The hour-long Lightning Thief is a fast, funny and pop-tune filled introduction to his adventures as he takes on mythic Greek characters like Medusa, Hades and the Furies while dealing with modern-day challenges like dyslexia, ADD and fitting in with his peers. It's grounded enough in the real world that you don't need to be fantasy aficionado to enjoy it. Aimed at children ages 7 and up, the show also seems to be a hit with fans of the book—as we left the theater we heard readers of various ages (kids and grown-ups) saying how well it captured the spirit of the series.
Produced by lauded family theater company Theatreworks USA, The Lightning Thief is just an hour long so obviously the 377-page book has been condensed somewhat, but it still hews close to the main story. Percy (Eric Meyers, who's sure to inspire many a tweenage crush) discovers he's the son of Poseidon just as he's attacked by a Minotaur and his mother is whisked away to Hades. He recovers at Camp Half-Blood where he makes a few friends: a satyr named Grover and Annabeth, daughter of Athena. Together they embark on a quest to recover Zeus' missing lightning bolt, prevent a potential all-out war among the Gods and save Percy's mom. Phew, that's a lot of plot but since it's presented clearly and cleverly, most school-age kids shouldn't have trouble following it.

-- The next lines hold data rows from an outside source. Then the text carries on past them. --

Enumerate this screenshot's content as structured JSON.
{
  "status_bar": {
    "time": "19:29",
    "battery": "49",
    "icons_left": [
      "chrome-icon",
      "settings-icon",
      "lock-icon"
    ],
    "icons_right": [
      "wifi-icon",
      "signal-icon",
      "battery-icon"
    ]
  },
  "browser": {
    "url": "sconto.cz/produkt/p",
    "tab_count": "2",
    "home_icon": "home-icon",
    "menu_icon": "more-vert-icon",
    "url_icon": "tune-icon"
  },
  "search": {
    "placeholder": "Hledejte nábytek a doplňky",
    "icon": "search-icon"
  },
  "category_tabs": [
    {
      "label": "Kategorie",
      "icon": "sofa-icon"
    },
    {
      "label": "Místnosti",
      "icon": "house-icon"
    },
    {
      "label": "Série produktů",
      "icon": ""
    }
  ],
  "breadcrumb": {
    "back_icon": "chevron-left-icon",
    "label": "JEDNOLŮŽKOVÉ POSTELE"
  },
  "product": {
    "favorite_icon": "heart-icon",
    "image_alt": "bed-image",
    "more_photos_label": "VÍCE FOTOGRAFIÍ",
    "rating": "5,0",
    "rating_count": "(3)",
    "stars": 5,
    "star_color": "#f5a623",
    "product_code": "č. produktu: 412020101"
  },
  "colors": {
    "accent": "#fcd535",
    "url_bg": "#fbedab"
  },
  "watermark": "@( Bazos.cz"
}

There's a lot of action on their journey as they defeat mythic monsters like Medusa and Chimera. Unlike the poorly reviewed movie adaptation, which put special effects before the story, the musical is all about low-tech stage craft (a leaf blower with toilet paper represents Percy's ability to control water), creative costuming (Grover's furry legs are a hoot, and wait until you see what Poseidon is wearing) and campy characterizations. Graham Stevens, who plays Chiron and others, is a comic standout, inspiring giggles as he prances around (he is a centaur after all). Meanwhile, the utilitarian scaffolding set stands in for all the locations and comes in handy as the actors climb up it or swing off its bars.
The songs, by Rob Rokicki, are of the pop-rock variety (you can hear a few online) and a few are pretty funny, like the pun-filled "In the Same Boat" (good luck trying to get that one out of your head. My kid is still singing it days later). Some are moving, too, with lyrics like, "Normal is a myth—Everyone has issues that they’re dealing with." Any kid who's ever felt like an outcast can relate to Percy, even if they don't have special powers.
If you're thinking, sounds great! But it's FREE so what's the catch? There's only one: Tickets are distributed first come, first served one hour prior to the first performance of the day. Weekday performances are often sold out with camp groups so you may be better off attending on a weekend. Whenever you go, just make sure you arrive early and prepare for potential disappointment. Also, no strollers are allowed in the theater so leave them at home (although this show really isn't good for preschoolers).
The Lightning Thief is playing through Friday, August 22 at the Lucille Lortel Theatre, 121 Christopher Street at Bedford Street. Tickets are FREE.
Find more no-cost seasonal activities in our Summer Fun Guide.
Photos by Jeremy Daniel